|Physical||Communication||Cognitive||Behavioural / Emotional|
Acquired brain injury may affect social judgement as a result of disinhibition or an inability to be able to read social clues. Disinhibition is a lack of restraint which is shown as disregard for social conventions, impulsivity, and poor risk assessment.
Disinhibited behaviour occurs when people no longer follow the social rules about what or where to say or do something. They may present as rude, tactless or even offensive. A person with a brain injury may make a comment without realising its impact on others or make a joke that is inappropriate in the context.
A person with a brain injury may enter another person’s ‘personal space’ without being aware that it is uncomfortable for them. They may not understand the ‘rules of conversation’ and talk without letting the other person speak, over-talk another person, or have difficulty staying ‘on topic’ which can be frustrating for others.
People with impaired social judgement may have other more problematic behaviours, such as verbal or physical aggression, socially inappropriate behaviour, sexual disinhibition, wandering, and repetitive behaviour.

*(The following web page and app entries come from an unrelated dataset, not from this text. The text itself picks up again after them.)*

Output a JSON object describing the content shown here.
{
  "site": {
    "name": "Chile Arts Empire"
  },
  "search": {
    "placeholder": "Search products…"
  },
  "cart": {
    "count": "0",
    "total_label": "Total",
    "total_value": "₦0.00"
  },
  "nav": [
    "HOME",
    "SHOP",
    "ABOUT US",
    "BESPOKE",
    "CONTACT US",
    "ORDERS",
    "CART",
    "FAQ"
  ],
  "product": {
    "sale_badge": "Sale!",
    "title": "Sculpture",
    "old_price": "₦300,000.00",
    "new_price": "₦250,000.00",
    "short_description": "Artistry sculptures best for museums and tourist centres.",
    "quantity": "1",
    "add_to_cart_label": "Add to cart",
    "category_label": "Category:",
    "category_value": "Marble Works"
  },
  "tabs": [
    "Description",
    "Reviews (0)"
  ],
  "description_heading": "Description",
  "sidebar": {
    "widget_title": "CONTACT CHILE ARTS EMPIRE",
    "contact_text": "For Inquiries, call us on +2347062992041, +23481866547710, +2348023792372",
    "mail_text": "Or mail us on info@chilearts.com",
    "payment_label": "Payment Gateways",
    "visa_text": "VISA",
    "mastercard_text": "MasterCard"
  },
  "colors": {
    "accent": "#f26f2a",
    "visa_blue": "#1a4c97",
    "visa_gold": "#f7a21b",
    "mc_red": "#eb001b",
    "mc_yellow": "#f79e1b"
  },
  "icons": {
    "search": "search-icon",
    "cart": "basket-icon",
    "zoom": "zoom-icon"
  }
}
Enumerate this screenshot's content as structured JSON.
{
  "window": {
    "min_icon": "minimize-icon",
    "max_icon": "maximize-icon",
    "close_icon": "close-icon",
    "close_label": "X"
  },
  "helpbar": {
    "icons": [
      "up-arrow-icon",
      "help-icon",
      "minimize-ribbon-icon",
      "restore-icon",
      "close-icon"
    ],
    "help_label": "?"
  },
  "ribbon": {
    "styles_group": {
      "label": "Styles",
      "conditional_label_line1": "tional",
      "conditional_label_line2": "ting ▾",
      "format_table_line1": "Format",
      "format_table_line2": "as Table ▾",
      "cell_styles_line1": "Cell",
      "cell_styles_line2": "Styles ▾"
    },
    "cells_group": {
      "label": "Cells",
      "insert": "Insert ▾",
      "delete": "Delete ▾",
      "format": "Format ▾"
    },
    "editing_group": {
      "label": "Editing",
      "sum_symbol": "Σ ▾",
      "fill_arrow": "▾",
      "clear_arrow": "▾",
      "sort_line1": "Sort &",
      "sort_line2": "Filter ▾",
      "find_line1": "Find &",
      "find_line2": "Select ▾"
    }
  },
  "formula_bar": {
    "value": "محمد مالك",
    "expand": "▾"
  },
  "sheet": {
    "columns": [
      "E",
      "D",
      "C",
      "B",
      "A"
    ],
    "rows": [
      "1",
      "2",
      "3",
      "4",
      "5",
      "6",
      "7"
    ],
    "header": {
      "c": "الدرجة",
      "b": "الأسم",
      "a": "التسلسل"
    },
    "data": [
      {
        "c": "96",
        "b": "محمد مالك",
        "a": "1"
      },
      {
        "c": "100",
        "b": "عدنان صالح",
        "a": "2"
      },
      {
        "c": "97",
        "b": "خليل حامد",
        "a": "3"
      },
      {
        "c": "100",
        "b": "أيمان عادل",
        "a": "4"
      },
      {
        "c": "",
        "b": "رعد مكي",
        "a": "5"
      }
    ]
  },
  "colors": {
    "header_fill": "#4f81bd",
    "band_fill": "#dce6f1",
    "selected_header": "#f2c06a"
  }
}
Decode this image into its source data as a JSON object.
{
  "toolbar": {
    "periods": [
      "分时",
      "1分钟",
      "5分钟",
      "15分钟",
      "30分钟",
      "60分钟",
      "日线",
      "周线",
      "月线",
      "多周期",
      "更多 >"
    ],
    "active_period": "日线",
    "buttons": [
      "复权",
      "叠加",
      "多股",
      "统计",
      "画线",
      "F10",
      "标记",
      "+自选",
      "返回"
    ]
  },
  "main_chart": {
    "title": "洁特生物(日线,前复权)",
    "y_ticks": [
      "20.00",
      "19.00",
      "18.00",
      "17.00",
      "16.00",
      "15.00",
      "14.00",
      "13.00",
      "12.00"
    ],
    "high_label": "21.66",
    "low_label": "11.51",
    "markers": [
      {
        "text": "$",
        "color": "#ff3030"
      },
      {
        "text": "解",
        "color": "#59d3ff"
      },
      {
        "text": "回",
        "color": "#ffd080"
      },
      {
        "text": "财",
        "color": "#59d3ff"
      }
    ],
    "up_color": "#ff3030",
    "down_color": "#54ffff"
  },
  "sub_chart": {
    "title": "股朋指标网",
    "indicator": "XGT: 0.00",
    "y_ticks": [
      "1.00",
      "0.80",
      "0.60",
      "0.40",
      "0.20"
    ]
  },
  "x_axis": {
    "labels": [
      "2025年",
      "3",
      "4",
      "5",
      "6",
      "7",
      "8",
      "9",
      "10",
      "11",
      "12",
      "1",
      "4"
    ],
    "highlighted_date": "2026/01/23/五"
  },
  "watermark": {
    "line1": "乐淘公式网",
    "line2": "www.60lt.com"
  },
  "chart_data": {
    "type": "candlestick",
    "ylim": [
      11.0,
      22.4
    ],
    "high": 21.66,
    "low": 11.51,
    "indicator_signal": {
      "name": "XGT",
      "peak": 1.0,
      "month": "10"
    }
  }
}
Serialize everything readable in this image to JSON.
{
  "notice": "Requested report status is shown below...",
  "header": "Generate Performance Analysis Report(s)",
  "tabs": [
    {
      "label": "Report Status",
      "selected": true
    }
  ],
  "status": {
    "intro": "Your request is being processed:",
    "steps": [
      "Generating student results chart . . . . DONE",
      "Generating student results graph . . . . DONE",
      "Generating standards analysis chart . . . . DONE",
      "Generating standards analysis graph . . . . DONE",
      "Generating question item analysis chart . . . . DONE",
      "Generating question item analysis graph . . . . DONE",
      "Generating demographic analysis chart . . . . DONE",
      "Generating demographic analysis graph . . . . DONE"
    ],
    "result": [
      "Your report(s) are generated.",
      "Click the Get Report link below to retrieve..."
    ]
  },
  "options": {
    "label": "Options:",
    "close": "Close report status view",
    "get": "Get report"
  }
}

With support and rehabilitation, social problems do improve for people with acquired brain injury but it is necessary for them to understand that there is an issue and be prepared to work on it.
"Different 'experts' involved in pediatric neuro-rehabilitation come from different organisational cultures which causes conflict and has a negative effect on the outcomes for the child."
"Case management for children and young people post acquired brain injury is 'pivotal' to successful outcomes and must be local"
"There are problems with getting people into neuro-rehab centres. Those most in need are often those most excluded due to a lack of socio-economic resources."
"Parent-supported interventions after pediatric ABI bring reductions to the cost to society"
"More play increases brain plasticity and makes for better recovery post brain injury"
"We would like to see earlier identification and support for children with brain injuries to help them succeed in school."
"New parenting support intervention showed how parenting style is related to executive dysfunction in children and young people post brain injury. With support parents cope better so the child has a better recovery"
"We need to harness the power of brain plasticity for treating children and young people with brain injury. Stressful experiences alter brain development of a child, especially at the key ages of 0-3 and at ages 10-16"
"We are medical practitioners. The real experts are the parents. Over the last 35 years they have taught me everything I know"
"When someone has a brain injury, early access to local, specialist rehabilitation is crucial to ensure the maximum recovery and make significant savings to the state in health costs"